Douthat's much-cherished private institutions did less than nothing to hold together America's multicultural fabric. Indeed, they have tended to do more to damage it than anything else. American churches have a history of deep segregation, with white churches a hotbed of racial, religious, misogynistic and homophobic intolerance. At every step when the country has attempted to move forward in the area of economic justice, it has pitted a combination of secular authority and sometimes segregated minority religious institutions against powerful oppressive interests using religion as a battering ram to maintain their privileges. Church groups are the biggest opponents of LGBT rights, church groups are the biggest opponents of women's rights, and white churches were the biggest hotbeds of KKK "activism."

The claim that "families" have held together a melting pot society doesn't even make sense. "Family values" cultures tend to do the most to bully and oppress those who step outside of majority social norms.

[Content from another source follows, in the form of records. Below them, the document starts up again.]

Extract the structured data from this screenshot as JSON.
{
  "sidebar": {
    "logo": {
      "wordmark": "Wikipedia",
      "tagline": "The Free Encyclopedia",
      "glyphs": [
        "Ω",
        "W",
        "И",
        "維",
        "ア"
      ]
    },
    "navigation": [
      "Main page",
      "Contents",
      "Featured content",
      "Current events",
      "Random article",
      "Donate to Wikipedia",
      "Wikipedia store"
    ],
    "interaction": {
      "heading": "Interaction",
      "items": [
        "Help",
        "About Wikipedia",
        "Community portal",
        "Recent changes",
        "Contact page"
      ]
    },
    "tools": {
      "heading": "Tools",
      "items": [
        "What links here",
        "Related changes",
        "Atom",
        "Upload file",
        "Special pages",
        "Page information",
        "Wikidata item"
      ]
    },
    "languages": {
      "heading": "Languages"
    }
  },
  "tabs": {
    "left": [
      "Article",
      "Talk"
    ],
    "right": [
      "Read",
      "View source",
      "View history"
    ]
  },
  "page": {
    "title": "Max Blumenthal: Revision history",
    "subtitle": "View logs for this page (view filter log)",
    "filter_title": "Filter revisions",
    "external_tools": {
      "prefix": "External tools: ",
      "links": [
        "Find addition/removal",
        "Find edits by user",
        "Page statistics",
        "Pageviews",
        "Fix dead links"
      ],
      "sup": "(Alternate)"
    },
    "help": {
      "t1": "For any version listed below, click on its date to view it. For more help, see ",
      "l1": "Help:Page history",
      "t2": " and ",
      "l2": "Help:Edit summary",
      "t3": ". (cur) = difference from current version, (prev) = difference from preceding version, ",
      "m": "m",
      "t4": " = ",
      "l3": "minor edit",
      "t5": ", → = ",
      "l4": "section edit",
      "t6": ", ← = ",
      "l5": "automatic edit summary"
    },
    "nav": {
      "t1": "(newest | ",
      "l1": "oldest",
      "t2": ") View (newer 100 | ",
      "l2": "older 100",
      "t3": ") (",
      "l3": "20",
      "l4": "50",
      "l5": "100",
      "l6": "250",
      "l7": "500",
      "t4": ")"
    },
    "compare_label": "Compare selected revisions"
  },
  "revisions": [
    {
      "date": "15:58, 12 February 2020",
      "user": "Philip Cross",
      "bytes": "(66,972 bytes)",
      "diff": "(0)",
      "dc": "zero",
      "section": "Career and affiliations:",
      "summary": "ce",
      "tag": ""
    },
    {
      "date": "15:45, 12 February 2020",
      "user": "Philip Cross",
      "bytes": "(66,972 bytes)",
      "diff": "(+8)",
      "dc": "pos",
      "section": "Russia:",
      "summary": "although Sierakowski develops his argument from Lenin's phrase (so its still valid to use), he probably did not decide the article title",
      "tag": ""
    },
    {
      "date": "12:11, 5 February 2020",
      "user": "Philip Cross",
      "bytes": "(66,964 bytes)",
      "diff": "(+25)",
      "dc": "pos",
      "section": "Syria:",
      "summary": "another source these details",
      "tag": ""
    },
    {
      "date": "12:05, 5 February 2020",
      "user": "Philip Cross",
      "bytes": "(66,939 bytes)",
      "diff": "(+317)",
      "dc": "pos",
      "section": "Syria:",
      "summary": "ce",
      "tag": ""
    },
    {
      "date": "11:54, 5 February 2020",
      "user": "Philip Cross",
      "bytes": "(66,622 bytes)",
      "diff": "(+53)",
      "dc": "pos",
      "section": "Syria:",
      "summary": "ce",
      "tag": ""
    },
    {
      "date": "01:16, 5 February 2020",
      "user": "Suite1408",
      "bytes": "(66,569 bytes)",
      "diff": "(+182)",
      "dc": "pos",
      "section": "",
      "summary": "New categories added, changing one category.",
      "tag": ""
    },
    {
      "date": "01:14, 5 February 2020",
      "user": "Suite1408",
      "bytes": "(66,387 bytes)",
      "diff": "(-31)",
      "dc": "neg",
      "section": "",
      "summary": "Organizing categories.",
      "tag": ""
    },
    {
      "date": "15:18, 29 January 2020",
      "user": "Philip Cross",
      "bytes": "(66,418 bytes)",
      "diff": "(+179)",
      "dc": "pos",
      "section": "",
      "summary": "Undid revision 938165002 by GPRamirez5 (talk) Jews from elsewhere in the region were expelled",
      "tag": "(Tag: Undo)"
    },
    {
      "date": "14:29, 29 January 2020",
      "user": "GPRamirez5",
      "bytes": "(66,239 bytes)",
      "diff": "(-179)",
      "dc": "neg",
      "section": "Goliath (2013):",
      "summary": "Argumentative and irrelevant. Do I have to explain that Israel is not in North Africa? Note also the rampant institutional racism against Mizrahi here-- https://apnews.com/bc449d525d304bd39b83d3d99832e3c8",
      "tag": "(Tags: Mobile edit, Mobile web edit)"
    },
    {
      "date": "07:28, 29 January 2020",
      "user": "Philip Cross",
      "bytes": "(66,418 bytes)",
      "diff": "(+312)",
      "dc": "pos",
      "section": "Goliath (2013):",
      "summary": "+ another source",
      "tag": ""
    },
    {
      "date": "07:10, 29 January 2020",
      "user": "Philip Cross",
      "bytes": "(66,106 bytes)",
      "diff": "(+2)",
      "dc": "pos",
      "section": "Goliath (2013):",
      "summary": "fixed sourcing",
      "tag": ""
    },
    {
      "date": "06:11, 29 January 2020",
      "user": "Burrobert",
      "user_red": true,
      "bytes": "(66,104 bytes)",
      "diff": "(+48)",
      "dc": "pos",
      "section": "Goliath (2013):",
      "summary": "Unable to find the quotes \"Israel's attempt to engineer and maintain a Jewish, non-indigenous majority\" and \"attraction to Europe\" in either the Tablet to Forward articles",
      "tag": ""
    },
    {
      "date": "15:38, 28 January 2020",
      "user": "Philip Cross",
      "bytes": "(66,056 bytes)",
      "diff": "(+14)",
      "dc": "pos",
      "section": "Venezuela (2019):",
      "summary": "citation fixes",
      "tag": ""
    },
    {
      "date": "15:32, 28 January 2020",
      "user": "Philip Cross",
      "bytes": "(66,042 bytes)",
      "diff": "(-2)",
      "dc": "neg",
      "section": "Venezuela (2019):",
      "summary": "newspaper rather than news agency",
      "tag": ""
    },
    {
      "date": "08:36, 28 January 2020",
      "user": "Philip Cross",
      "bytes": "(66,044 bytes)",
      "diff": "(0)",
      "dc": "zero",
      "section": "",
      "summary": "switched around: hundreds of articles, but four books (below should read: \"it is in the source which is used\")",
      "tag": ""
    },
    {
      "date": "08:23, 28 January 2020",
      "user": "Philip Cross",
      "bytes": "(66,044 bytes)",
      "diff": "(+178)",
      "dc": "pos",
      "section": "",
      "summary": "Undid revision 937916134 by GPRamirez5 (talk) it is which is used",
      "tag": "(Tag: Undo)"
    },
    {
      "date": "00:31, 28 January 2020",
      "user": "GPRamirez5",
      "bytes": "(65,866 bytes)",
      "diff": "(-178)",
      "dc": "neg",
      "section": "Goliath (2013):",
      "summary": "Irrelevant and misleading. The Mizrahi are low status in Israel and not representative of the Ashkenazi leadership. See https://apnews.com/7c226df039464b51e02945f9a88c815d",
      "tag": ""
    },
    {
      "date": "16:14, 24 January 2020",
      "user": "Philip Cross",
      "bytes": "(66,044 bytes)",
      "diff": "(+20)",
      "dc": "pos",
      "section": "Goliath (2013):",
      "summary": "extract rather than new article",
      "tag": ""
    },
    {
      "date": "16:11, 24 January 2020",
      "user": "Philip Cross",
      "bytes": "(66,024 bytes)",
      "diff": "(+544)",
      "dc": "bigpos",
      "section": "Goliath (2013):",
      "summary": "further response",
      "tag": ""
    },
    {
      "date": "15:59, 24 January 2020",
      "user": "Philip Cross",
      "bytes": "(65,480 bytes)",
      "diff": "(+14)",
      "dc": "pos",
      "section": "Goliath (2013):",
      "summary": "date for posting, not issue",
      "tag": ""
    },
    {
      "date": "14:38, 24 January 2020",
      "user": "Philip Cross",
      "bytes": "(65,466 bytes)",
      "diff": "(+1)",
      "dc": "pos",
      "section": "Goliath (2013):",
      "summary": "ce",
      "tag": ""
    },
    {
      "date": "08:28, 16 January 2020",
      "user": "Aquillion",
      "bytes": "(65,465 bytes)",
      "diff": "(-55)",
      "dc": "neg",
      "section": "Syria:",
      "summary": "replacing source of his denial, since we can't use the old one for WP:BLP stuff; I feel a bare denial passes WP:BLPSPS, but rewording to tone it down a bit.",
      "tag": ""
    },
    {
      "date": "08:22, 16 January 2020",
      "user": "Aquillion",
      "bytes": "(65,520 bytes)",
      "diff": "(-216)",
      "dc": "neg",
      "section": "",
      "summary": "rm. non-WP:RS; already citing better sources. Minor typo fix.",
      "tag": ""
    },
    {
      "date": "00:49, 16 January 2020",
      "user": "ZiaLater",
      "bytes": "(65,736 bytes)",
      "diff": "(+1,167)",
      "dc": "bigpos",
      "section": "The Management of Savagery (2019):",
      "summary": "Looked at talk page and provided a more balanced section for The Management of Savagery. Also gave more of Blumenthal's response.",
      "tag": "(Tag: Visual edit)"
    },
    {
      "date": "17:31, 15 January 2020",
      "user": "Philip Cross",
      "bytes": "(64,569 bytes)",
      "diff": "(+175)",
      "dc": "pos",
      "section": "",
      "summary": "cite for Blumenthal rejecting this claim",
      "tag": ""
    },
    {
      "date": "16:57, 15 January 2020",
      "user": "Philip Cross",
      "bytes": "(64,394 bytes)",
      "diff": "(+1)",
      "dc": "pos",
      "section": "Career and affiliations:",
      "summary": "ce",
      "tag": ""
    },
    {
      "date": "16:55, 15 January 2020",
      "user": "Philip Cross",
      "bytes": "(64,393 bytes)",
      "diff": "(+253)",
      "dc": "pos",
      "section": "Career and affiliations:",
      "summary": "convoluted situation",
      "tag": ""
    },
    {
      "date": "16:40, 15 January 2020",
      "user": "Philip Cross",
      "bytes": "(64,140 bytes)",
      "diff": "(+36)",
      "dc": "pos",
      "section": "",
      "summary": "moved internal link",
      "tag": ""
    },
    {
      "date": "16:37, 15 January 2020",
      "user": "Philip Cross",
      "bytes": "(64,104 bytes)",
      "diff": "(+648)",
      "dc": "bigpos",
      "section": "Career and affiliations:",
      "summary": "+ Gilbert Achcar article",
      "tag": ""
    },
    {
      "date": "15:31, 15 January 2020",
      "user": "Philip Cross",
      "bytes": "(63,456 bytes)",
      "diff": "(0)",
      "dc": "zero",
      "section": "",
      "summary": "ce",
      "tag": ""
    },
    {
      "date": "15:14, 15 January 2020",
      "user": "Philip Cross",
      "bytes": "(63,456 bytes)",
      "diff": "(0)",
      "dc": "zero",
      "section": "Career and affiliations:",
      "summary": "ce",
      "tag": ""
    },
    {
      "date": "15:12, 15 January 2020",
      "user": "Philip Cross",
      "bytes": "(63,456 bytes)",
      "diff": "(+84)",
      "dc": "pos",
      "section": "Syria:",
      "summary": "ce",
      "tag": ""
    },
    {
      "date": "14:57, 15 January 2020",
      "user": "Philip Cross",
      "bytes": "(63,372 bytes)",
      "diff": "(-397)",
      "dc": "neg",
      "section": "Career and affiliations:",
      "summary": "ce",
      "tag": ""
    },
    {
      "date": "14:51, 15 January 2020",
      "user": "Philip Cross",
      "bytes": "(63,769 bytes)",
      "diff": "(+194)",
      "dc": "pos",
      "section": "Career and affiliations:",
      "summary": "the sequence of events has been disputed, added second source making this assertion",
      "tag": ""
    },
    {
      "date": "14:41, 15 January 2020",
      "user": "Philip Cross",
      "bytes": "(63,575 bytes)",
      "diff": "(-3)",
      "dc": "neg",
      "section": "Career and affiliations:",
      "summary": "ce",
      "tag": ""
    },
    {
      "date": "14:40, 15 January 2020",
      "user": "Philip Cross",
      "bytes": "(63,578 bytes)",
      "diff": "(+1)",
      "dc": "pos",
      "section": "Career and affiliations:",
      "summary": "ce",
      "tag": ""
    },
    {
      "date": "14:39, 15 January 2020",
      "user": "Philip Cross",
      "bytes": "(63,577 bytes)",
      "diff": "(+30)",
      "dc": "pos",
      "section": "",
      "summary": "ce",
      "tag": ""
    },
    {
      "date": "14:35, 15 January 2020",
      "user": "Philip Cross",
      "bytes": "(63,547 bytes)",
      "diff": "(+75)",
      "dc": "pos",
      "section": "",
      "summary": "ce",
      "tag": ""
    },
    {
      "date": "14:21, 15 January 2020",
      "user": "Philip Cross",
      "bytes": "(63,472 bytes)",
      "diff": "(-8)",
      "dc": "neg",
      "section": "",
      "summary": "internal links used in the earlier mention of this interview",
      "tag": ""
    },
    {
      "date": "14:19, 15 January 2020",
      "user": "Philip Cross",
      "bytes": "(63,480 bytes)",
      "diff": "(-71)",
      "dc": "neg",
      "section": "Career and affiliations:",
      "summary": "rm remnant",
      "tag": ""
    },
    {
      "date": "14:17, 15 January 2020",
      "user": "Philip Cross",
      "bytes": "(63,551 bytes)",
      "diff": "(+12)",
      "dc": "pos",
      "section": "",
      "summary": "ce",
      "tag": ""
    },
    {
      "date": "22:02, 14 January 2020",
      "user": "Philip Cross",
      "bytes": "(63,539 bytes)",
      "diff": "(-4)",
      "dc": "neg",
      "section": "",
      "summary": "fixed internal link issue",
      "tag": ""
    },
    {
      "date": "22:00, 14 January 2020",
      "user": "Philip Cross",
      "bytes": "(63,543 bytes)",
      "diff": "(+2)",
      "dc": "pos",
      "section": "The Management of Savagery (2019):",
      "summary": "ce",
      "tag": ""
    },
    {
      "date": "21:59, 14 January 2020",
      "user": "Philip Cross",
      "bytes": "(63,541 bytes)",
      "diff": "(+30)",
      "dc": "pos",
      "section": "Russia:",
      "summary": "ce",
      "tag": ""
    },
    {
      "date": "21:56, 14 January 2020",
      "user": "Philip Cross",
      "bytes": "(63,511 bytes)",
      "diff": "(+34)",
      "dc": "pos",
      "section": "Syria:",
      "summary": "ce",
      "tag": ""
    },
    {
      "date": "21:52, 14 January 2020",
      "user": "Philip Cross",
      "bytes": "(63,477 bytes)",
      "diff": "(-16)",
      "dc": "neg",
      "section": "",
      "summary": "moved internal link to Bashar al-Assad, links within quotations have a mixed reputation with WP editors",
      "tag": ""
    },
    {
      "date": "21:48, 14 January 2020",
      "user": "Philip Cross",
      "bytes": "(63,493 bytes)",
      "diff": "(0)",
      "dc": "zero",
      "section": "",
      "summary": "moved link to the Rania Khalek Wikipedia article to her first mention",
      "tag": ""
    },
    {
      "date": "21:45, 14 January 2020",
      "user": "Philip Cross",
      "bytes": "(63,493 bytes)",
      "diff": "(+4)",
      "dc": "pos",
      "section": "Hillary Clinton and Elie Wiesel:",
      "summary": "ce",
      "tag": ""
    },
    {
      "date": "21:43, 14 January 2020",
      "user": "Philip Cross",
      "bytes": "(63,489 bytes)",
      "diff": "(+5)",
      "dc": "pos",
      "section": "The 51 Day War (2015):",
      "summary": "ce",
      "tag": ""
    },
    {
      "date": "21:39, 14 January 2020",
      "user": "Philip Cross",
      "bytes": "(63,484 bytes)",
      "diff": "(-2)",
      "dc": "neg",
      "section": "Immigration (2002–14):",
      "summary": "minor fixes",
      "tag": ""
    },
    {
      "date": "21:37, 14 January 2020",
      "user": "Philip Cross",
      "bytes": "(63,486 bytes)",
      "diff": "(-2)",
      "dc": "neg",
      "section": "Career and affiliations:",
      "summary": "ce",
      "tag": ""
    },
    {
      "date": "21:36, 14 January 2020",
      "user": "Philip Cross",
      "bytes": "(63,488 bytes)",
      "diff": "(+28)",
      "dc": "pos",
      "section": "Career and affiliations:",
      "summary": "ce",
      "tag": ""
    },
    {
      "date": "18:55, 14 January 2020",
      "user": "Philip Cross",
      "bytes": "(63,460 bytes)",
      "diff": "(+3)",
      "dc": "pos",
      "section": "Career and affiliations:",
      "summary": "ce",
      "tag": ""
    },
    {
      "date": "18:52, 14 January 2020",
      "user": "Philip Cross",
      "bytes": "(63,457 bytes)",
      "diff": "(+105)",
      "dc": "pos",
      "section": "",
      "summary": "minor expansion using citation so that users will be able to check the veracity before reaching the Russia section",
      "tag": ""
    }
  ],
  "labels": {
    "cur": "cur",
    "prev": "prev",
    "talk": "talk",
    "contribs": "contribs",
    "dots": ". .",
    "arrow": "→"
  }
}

As for the rest of "private institutions", it's not exactly clear how that works, either. Private clubs like the Elks have long had issues of racial discrimination; some private golf clubs have just now gotten around to admitting female members. At each and every step, it has been public institutions that have stepped forward to enable our multicultural to function and coexist in a prosperous and healthy way, even as America's private institutions have typically been dragged kicking and screaming into a brighter, more equitable world.

What Douthat is really saying here (and he's far from the first) is that Sweden has racial and cultural homogeneity, and a "culture of Lutheran thrift and prudence." By contrast he means to imply that America has too much history of racism, and that American minorities are too lazy to make the Swedish system work.

Broken down to its core, that's the essence of the conservative argument against the welfare state: women, young people and minorities just don't have the same "work ethic" that white men do, so they can't be trusted with the privileges of a welfare state. That's the meat of the entire conservative argument once stripped of it garnish and sauce.

It's an argument women, youth and minorities hear loud and clear. That's why no matter how much conservative activists like Douthat think themselves to be enlightened reformers of the conservative movement, it won't help their demographic problem. The Douthats of the world have an unshakeable cultural disrespect for women and minorities without which their entire worldview falls apart.